Start of Raw data

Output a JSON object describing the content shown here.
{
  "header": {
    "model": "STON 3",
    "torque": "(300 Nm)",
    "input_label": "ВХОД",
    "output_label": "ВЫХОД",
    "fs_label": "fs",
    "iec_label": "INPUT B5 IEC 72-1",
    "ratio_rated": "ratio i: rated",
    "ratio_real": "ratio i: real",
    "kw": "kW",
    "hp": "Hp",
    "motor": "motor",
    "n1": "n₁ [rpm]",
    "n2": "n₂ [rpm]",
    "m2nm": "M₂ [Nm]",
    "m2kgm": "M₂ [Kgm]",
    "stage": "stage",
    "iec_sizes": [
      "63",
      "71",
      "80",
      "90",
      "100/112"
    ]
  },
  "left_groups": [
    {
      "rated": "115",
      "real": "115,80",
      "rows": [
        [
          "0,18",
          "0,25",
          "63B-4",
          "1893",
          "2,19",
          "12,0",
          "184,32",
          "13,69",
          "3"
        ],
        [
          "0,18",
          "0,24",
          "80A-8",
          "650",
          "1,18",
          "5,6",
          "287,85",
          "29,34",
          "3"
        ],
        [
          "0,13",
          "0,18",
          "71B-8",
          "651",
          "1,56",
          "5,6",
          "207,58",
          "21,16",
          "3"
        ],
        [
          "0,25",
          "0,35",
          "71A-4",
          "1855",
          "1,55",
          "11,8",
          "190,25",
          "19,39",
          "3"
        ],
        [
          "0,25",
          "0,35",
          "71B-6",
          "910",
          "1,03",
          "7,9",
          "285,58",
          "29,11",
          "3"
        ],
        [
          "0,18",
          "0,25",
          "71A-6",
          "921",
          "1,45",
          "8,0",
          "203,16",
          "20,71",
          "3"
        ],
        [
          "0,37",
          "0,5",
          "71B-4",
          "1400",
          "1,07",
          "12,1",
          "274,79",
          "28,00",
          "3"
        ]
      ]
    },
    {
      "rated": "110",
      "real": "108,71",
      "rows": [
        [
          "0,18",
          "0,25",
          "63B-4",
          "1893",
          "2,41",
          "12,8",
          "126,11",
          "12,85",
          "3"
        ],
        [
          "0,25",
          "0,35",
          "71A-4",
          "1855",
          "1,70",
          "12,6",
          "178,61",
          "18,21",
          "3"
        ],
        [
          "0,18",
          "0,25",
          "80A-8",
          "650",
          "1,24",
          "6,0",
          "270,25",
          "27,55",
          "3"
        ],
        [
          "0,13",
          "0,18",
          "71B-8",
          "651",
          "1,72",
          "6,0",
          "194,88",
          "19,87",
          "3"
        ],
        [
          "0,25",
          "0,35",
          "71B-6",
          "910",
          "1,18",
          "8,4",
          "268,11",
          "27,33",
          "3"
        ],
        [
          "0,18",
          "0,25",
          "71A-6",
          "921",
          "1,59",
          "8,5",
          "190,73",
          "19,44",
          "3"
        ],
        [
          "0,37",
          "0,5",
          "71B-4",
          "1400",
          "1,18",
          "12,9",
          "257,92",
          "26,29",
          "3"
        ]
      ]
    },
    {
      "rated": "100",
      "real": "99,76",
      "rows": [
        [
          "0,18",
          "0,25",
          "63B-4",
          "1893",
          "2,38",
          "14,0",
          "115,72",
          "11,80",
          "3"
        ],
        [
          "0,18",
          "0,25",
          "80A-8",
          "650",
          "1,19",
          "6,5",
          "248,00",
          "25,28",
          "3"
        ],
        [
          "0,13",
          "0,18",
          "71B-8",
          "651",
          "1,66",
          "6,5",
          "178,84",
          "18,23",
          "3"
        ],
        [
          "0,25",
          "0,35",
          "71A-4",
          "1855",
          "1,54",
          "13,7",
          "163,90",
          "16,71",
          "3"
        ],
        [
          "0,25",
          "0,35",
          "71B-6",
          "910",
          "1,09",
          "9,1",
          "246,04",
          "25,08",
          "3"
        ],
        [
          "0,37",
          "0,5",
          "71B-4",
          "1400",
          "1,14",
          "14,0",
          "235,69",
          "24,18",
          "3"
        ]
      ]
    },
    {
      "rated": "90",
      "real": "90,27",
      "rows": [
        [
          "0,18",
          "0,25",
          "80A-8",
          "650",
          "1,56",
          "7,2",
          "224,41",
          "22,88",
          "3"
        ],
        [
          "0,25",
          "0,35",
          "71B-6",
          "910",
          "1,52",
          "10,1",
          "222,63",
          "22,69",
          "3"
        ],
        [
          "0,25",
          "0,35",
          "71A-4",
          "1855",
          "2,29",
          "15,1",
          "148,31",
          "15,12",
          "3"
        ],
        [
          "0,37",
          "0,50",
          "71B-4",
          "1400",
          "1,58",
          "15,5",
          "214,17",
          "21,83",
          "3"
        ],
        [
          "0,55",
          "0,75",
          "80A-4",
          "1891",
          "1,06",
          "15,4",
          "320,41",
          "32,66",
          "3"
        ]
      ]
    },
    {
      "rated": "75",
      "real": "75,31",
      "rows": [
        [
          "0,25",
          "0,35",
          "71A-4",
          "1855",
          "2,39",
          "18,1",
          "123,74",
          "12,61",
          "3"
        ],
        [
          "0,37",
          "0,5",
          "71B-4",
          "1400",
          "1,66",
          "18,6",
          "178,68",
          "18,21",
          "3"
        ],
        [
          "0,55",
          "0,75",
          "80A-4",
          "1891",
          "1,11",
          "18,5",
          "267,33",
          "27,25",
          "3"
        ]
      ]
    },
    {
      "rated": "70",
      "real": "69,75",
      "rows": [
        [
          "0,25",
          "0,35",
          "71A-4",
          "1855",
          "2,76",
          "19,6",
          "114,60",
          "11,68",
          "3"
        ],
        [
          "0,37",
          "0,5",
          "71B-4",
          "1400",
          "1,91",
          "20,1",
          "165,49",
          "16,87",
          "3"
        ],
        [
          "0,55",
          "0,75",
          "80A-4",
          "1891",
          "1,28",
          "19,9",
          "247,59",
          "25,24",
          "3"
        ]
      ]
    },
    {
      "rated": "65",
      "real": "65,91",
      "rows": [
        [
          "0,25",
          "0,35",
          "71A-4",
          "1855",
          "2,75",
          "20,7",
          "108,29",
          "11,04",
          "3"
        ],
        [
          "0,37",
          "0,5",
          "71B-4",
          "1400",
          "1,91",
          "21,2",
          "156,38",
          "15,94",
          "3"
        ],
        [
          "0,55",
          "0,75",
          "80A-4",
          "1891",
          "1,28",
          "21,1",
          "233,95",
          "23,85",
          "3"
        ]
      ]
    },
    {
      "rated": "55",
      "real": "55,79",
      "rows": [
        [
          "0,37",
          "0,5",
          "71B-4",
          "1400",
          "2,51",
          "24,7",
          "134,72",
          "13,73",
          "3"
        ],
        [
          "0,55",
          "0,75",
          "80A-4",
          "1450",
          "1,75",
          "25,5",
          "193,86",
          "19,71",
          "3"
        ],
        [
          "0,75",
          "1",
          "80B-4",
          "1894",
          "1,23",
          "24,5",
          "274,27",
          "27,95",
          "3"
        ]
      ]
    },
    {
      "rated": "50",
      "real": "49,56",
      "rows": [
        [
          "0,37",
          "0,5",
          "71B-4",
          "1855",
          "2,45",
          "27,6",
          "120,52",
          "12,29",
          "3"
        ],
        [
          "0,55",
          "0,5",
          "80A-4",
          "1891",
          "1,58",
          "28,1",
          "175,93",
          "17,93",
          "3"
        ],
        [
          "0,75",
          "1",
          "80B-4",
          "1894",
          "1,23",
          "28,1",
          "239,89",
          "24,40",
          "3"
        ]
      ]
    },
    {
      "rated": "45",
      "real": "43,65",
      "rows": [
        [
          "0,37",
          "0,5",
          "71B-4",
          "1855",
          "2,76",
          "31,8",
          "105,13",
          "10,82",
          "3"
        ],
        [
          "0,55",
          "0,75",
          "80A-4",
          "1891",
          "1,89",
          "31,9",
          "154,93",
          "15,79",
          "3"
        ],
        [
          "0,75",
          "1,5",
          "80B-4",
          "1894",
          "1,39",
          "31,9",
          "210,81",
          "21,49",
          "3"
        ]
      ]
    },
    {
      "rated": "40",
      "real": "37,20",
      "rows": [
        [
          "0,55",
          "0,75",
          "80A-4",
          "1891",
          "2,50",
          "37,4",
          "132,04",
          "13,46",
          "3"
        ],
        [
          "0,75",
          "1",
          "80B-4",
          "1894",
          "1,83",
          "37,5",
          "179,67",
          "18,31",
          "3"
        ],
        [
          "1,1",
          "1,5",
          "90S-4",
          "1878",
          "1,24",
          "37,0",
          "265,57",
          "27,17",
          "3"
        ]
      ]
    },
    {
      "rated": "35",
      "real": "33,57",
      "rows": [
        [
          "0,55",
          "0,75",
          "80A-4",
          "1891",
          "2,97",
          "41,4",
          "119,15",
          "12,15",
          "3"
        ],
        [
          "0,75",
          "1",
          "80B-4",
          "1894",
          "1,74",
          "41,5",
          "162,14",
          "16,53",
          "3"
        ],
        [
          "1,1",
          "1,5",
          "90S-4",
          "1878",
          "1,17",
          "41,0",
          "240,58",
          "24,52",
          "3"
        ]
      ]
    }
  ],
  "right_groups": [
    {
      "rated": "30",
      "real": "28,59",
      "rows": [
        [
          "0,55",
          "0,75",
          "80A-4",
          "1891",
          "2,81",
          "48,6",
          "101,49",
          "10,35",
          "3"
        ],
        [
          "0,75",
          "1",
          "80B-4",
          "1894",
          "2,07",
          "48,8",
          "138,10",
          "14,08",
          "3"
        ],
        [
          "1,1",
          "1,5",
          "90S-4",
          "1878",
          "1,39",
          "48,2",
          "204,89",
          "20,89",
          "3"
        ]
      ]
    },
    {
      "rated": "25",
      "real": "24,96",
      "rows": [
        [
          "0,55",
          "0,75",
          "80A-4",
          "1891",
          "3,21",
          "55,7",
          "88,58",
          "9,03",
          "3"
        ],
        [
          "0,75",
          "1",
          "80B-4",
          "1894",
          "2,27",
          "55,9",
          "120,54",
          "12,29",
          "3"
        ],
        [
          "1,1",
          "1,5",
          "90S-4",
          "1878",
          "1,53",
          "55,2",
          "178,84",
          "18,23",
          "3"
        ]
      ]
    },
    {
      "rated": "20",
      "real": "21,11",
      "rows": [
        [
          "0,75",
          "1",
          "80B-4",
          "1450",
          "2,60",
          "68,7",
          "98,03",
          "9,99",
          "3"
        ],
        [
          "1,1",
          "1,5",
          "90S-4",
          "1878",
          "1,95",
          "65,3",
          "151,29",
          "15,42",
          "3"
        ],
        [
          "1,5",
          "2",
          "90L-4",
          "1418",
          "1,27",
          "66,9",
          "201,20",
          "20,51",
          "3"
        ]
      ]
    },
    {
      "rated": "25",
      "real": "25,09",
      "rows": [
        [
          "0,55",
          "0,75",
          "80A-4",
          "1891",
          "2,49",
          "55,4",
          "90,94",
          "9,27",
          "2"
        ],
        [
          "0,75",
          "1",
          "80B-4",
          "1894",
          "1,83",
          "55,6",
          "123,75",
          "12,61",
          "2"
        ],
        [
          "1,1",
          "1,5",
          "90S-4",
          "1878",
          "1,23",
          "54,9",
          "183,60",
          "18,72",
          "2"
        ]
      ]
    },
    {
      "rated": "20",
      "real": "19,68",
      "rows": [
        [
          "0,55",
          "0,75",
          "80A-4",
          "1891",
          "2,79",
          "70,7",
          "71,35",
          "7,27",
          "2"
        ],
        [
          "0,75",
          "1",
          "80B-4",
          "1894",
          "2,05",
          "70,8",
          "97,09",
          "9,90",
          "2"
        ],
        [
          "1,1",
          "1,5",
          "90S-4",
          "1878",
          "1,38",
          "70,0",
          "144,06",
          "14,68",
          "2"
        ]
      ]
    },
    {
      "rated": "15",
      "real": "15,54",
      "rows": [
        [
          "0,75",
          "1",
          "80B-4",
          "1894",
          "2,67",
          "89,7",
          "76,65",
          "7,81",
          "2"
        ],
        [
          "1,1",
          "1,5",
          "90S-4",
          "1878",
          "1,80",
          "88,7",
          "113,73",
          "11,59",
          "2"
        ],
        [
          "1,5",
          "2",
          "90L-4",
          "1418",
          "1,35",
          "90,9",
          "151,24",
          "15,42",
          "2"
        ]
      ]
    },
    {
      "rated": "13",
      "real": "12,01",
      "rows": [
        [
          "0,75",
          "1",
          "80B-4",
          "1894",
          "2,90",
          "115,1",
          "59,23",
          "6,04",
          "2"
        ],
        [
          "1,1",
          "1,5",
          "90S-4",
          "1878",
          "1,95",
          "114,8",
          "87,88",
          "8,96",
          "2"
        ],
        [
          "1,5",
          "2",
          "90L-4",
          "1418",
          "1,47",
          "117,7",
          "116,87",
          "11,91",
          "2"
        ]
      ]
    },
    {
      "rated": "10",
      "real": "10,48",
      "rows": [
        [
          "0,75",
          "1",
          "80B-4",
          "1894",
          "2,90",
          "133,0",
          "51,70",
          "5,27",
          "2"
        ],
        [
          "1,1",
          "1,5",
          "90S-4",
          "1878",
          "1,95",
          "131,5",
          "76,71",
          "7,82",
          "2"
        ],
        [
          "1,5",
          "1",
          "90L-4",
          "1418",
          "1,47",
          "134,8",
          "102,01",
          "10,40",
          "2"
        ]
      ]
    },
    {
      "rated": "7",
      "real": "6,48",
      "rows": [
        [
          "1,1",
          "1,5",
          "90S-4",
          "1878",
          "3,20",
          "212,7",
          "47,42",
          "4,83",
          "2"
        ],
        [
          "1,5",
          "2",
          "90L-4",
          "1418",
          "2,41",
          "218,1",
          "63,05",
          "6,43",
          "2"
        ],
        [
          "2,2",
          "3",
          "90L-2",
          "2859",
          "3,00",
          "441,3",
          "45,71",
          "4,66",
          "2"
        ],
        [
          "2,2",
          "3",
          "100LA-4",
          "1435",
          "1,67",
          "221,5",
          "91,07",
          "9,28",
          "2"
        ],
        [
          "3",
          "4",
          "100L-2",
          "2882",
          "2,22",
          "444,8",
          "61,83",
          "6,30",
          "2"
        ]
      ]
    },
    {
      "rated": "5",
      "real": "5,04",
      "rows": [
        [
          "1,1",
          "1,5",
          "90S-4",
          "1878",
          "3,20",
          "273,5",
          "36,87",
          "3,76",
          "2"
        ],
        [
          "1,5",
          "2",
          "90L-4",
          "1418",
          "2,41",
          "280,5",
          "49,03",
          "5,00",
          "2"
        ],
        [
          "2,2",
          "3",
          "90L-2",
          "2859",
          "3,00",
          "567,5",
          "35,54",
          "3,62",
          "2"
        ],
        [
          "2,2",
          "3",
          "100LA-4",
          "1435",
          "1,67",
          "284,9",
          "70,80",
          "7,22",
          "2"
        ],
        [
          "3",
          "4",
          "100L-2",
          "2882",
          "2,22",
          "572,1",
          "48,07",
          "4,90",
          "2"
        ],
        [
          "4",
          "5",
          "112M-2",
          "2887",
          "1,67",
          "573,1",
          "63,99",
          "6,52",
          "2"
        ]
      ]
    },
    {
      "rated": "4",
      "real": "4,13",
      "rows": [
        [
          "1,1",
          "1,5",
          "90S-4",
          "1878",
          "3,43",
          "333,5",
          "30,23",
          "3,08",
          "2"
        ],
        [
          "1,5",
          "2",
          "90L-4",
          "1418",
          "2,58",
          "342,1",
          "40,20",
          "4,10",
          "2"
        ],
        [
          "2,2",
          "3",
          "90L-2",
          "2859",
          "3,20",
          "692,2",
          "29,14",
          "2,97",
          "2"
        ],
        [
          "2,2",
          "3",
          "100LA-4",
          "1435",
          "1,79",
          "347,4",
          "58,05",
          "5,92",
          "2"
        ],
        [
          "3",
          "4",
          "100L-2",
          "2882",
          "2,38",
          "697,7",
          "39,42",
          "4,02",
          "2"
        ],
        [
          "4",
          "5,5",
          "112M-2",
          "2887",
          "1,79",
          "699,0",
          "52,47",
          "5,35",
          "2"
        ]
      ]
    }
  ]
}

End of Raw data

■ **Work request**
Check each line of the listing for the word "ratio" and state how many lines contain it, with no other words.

■ **The answer**
2